Exercise material -
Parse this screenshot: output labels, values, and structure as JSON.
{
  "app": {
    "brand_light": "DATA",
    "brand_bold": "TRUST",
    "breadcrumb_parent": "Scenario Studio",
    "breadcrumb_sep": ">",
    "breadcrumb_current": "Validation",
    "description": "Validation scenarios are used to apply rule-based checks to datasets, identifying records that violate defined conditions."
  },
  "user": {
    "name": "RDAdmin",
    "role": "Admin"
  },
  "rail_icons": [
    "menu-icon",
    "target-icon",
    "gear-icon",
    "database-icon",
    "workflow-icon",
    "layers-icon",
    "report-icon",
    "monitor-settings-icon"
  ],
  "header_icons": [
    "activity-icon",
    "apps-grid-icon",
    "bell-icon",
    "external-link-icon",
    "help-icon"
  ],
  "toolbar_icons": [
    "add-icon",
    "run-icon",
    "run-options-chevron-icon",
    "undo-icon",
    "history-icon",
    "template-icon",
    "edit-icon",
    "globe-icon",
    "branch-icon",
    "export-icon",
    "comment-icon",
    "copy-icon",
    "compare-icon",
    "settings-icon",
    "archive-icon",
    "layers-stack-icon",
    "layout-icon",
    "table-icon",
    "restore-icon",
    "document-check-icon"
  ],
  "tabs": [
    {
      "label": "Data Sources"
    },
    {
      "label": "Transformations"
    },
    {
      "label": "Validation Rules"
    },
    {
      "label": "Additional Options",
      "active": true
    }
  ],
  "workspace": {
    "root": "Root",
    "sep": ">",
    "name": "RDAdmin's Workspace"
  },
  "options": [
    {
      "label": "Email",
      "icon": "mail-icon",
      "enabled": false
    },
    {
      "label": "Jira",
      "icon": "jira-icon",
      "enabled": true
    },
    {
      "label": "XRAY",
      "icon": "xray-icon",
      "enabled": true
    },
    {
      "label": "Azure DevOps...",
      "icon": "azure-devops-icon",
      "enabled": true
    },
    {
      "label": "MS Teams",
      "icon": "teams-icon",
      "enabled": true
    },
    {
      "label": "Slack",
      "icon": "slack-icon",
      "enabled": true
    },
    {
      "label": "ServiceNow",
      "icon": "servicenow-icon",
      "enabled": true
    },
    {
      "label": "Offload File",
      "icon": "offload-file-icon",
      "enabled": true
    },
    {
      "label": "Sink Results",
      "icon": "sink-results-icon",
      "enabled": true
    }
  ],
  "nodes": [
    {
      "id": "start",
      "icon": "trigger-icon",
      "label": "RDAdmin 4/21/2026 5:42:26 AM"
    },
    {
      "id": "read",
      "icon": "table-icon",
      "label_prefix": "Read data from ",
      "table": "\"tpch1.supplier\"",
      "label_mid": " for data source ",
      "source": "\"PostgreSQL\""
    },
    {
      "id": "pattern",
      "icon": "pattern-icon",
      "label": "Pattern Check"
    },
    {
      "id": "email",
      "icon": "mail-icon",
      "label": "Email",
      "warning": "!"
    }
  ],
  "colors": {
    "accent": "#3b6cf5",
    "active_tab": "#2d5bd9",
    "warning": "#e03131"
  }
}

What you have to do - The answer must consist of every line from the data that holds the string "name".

Expected answer -
    "name": "RDAdmin",
    "name": "RDAdmin's Workspace"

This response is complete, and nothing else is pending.